A Turkish aid agency has restored a part of the Agadez Sultanate, a Berber kingdom centered in the city of Agadez, which has been active since the Ottoman Empire era in Niger.
The Turkish Cooperation and Coordination Agency (TIKA) said in a statement on Monday that the welcome room of the sultanate was inaugurated with the participation of Oumarou Ibrahim Oumarou, the sultan of the Agadez region.
Governor Sadou Soloke, Head of the Regional Council of Municipalities Mohamed Anacko, military officials and civilians also attended the ceremony.
Speaking at the ceremony, Oumarou, a descendant of the Ottoman Empire, briefed the participants on the history of the region which dates back to centuries ago.
According to Oumarou, internal anarchy and external threats had forced the people of Tuareg to search for a permanent solution to the problem of unity and identity.
"They decided to have a leader who came from an empire that was respected by many people around the world," Oumarou said.
The Agadez Sultanate has existed since the Ottoman Empire.
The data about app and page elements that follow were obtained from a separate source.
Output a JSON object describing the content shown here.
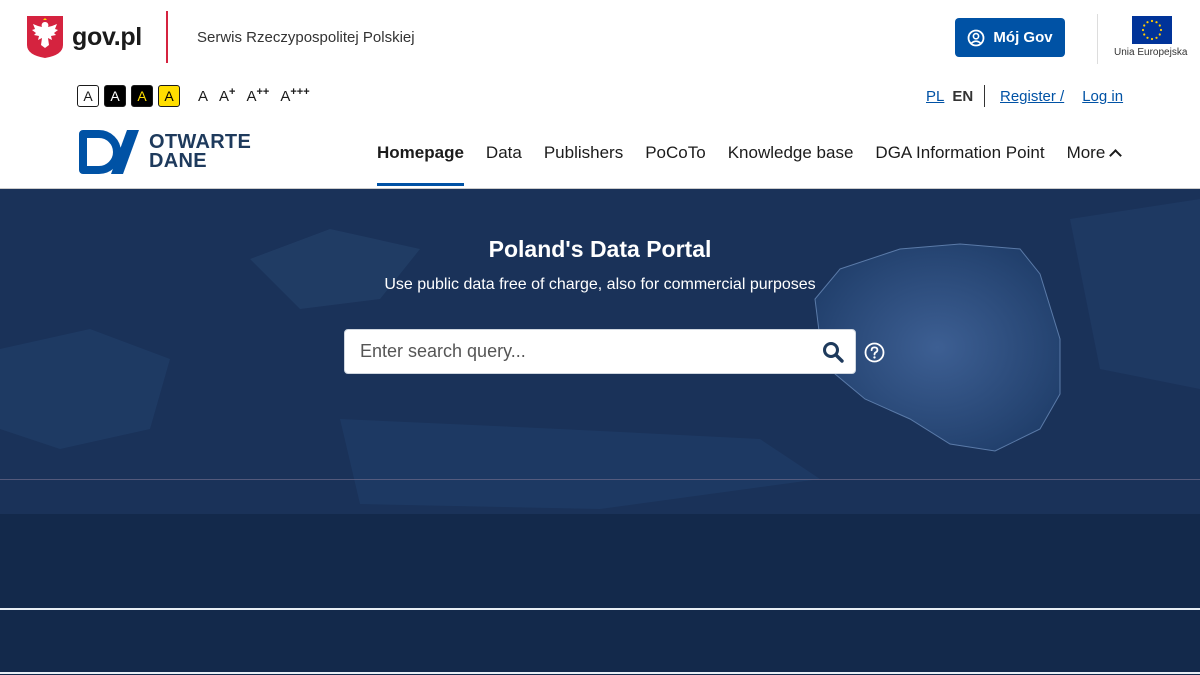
{
  "govbar": {
    "logo_text": "gov.pl",
    "service_name": "Serwis Rzeczypospolitej Polskiej",
    "login_button": "Mój Gov",
    "eu_label": "Unia Europejska"
  },
  "accessibility": {
    "contrast_options": [
      "A",
      "A",
      "A",
      "A"
    ],
    "font_sizes": [
      {
        "base": "A",
        "sup": ""
      },
      {
        "base": "A",
        "sup": "+"
      },
      {
        "base": "A",
        "sup": "++"
      },
      {
        "base": "A",
        "sup": "+++"
      }
    ]
  },
  "language": {
    "pl": "PL",
    "en": "EN"
  },
  "auth": {
    "register": "Register /",
    "login": "Log in"
  },
  "portal": {
    "logo_line1": "OTWARTE",
    "logo_line2": "DANE"
  },
  "nav": {
    "items": [
      "Homepage",
      "Data",
      "Publishers",
      "PoCoTo",
      "Knowledge base",
      "DGA Information Point",
      "More"
    ]
  },
  "hero": {
    "title": "Poland's Data Portal",
    "subtitle": "Use public data free of charge, also for commercial purposes",
    "search_placeholder": "Enter search query..."
  },
  "colors": {
    "brand_blue": "#0052a5",
    "hero_bg": "#13294b",
    "gov_red": "#d5233f"
  }
}
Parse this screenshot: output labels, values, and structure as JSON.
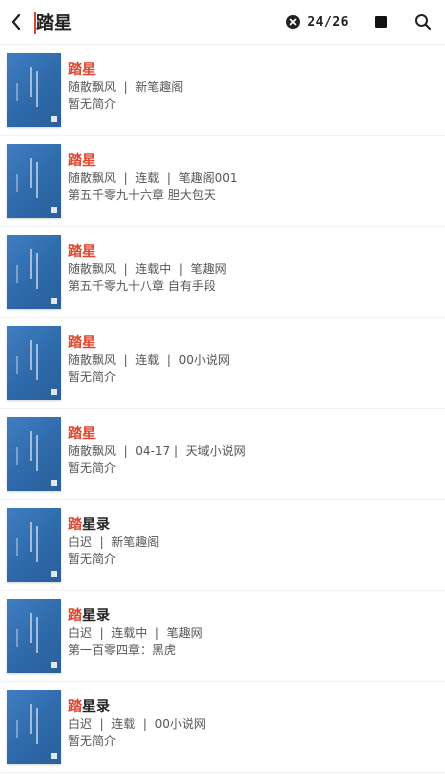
{
  "topbar": {
    "query": "踏星",
    "counter": "24/26",
    "icons": {
      "back": "back-arrow-icon",
      "clear": "clear-circle-icon",
      "stop": "stop-square-icon",
      "search": "search-icon"
    }
  },
  "results": [
    {
      "title_highlight": "踏星",
      "title_rest": "",
      "meta": "随散飘风  |  新笔趣阁",
      "desc": "暂无简介"
    },
    {
      "title_highlight": "踏星",
      "title_rest": "",
      "meta": "随散飘风  |  连载  |  笔趣阁001",
      "desc": "第五千零九十六章 胆大包天"
    },
    {
      "title_highlight": "踏星",
      "title_rest": "",
      "meta": "随散飘风  |  连载中  |  笔趣网",
      "desc": "第五千零九十八章 自有手段"
    },
    {
      "title_highlight": "踏星",
      "title_rest": "",
      "meta": "随散飘风  |  连载  |  00小说网",
      "desc": "暂无简介"
    },
    {
      "title_highlight": "踏星",
      "title_rest": "",
      "meta": "随散飘风  |  04-17 |  天域小说网",
      "desc": "暂无简介"
    },
    {
      "title_highlight": "踏",
      "title_rest": "星录",
      "meta": "白迟  |  新笔趣阁",
      "desc": "暂无简介"
    },
    {
      "title_highlight": "踏",
      "title_rest": "星录",
      "meta": "白迟  |  连载中  |  笔趣网",
      "desc": "第一百零四章：黑虎"
    },
    {
      "title_highlight": "踏",
      "title_rest": "星录",
      "meta": "白迟  |  连载  |  00小说网",
      "desc": "暂无简介"
    }
  ],
  "colors": {
    "highlight": "#e0462f",
    "cover": "#3a78bd"
  }
}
The region was once the farthest point of the empire.
Rumor has it that the tribes from Agadez requested the Ottoman Empire to send them a ruler in the early 1400s.
The Sultan Bayezid thus sent Yunus, his son born from an African woman in his harem, to reign in the region.
Since the arrival of Sultan Yunus, the people of the Sultanate of Agadez, most of whom were Tuaregs, have been called "Istanbuleva" which means "those who come from Istanbul".
The sultans of Agadez have still been playing an active role in resolving disputes between tribes, bringing social changes, development of the region, and reducing poverty in the country.